▶ Task instructions
Return, from the material below, each line in which "your" occurs.

_____

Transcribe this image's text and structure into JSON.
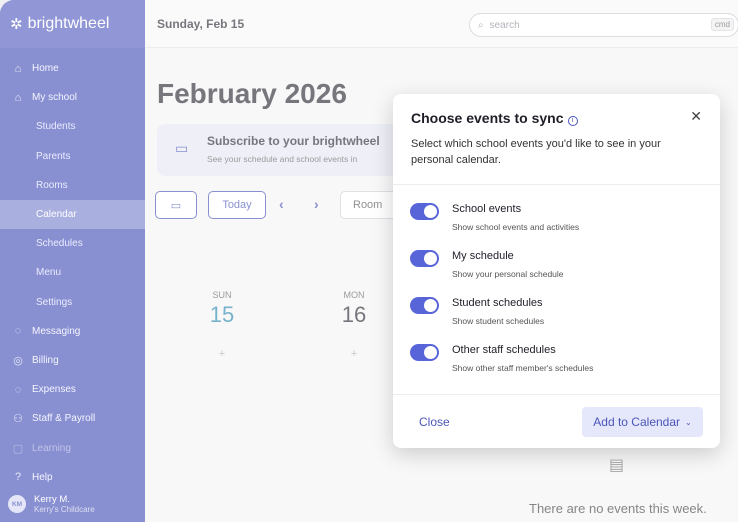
{
  "app": {
    "brand": "brightwheel"
  },
  "sidebar": {
    "items": [
      {
        "label": "Home",
        "icon": "home-icon",
        "type": "main"
      },
      {
        "label": "My school",
        "icon": "school-icon",
        "type": "main"
      },
      {
        "label": "Students",
        "type": "sub"
      },
      {
        "label": "Parents",
        "type": "sub"
      },
      {
        "label": "Rooms",
        "type": "sub"
      },
      {
        "label": "Calendar",
        "type": "sub",
        "active": true
      },
      {
        "label": "Schedules",
        "type": "sub"
      },
      {
        "label": "Menu",
        "type": "sub"
      },
      {
        "label": "Settings",
        "type": "sub"
      },
      {
        "label": "Messaging",
        "icon": "message-icon",
        "type": "main"
      },
      {
        "label": "Billing",
        "icon": "billing-icon",
        "type": "main"
      },
      {
        "label": "Expenses",
        "icon": "expenses-icon",
        "type": "main"
      },
      {
        "label": "Staff & Payroll",
        "icon": "staff-icon",
        "type": "main"
      },
      {
        "label": "Learning",
        "icon": "learning-icon",
        "type": "main",
        "faded": true
      },
      {
        "label": "Help",
        "icon": "help-icon",
        "type": "main"
      }
    ],
    "user": {
      "initials": "KM",
      "name": "Kerry M.",
      "org": "Kerry's Childcare"
    }
  },
  "header": {
    "date": "Sunday, Feb 15",
    "search_placeholder": "search",
    "search_shortcut": "cmd"
  },
  "main": {
    "title": "February 2026",
    "banner": {
      "title": "Subscribe to your brightwheel",
      "subtitle": "See your schedule and school events in"
    },
    "today_label": "Today",
    "room_label": "Room",
    "days": [
      {
        "name": "SUN",
        "date": "15",
        "highlight": true
      },
      {
        "name": "MON",
        "date": "16",
        "highlight": false
      }
    ],
    "empty_text": "There are no events this week."
  },
  "modal": {
    "title": "Choose events to sync",
    "description": "Select which school events you'd like to see in your personal calendar.",
    "options": [
      {
        "label": "School events",
        "desc": "Show school events and activities",
        "enabled": true
      },
      {
        "label": "My schedule",
        "desc": "Show your personal schedule",
        "enabled": true
      },
      {
        "label": "Student schedules",
        "desc": "Show student schedules",
        "enabled": true
      },
      {
        "label": "Other staff schedules",
        "desc": "Show other staff member's schedules",
        "enabled": true
      }
    ],
    "close_label": "Close",
    "add_label": "Add to Calendar"
  },
  "colors": {
    "accent": "#4b55b8",
    "toggle_on": "#5865d8",
    "sidebar_bg": "#4b55b8",
    "active_item": "#7c84cc"
  }
}
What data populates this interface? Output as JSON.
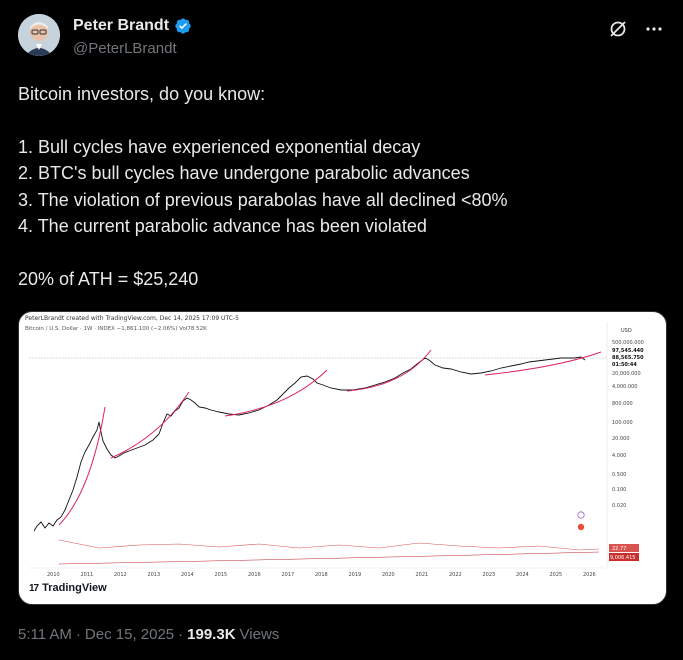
{
  "author": {
    "name": "Peter Brandt",
    "handle": "@PeterLBrandt"
  },
  "tweet": {
    "lines": [
      "Bitcoin investors, do you know:",
      "1. Bull cycles have experienced exponential decay",
      "2. BTC's bull cycles have undergone parabolic advances",
      "3. The violation of previous parabolas have all declined <80%",
      "4. The current parabolic advance has been violated",
      "20% of ATH = $25,240"
    ]
  },
  "chart": {
    "created_by": "PeterLBrandt created with TradingView.com, Dec 14, 2025 17:09 UTC-5",
    "symbol_line": "Bitcoin / U.S. Dollar · 1W · INDEX   −1,861.100 (−2.06%)   Vol78.52K",
    "currency": "USD",
    "price_labels": [
      "500,000.000",
      "97,545.440",
      "88,565.750",
      "01:50:44",
      "20,000.000",
      "4,000.000",
      "800.000",
      "100.000",
      "20.000",
      "4.000",
      "0.500",
      "0.100",
      "0.020"
    ],
    "indicator_labels": [
      "22.77",
      "9,006.415"
    ],
    "year_labels": [
      "2010",
      "2011",
      "2012",
      "2013",
      "2014",
      "2015",
      "2016",
      "2017",
      "2018",
      "2019",
      "2020",
      "2021",
      "2022",
      "2023",
      "2024",
      "2025",
      "2026"
    ],
    "brand": "TradingView",
    "colors": {
      "price_line": "#111111",
      "parabola": "#e0245e",
      "indicator": "#d9534f"
    }
  },
  "meta": {
    "time": "5:11 AM",
    "date": "Dec 15, 2025",
    "views_count": "199.3K",
    "views_label": "Views"
  },
  "icons": [
    "verified-badge-icon",
    "grok-icon",
    "more-icon",
    "tradingview-logo-icon"
  ],
  "colors": {
    "background": "#000000",
    "text": "#e7e9ea",
    "muted": "#71767b",
    "verified": "#1d9bf0"
  }
}
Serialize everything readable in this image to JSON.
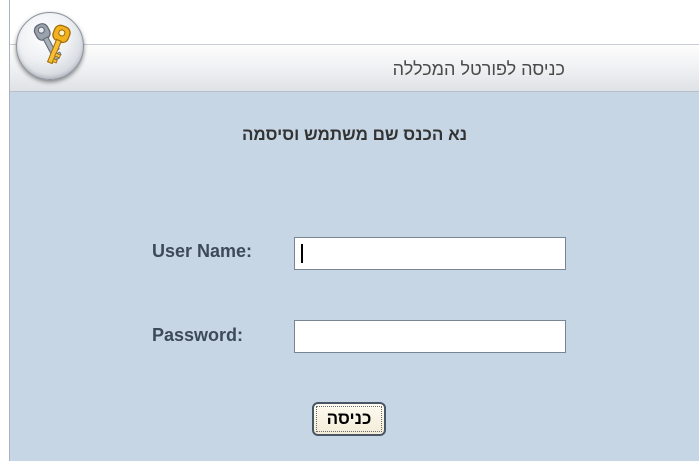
{
  "header": {
    "title": "כניסה לפורטל המכללה",
    "logo_icon": "keys-icon"
  },
  "form": {
    "prompt": "נא הכנס שם משתמש וסיסמה",
    "username_label": "User Name:",
    "username_value": "",
    "password_label": "Password:",
    "password_value": "",
    "submit_label": "כניסה"
  },
  "colors": {
    "panel_background": "#c7d6e5",
    "label_text": "#3d4a5a"
  }
}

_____

▶ Result of the exercise
      "title": "Subscribe to your brightwheel",
      "subtitle": "See your schedule and school events in"
    "description": "Select which school events you'd like to see in your personal calendar.",
        "desc": "Show your personal schedule",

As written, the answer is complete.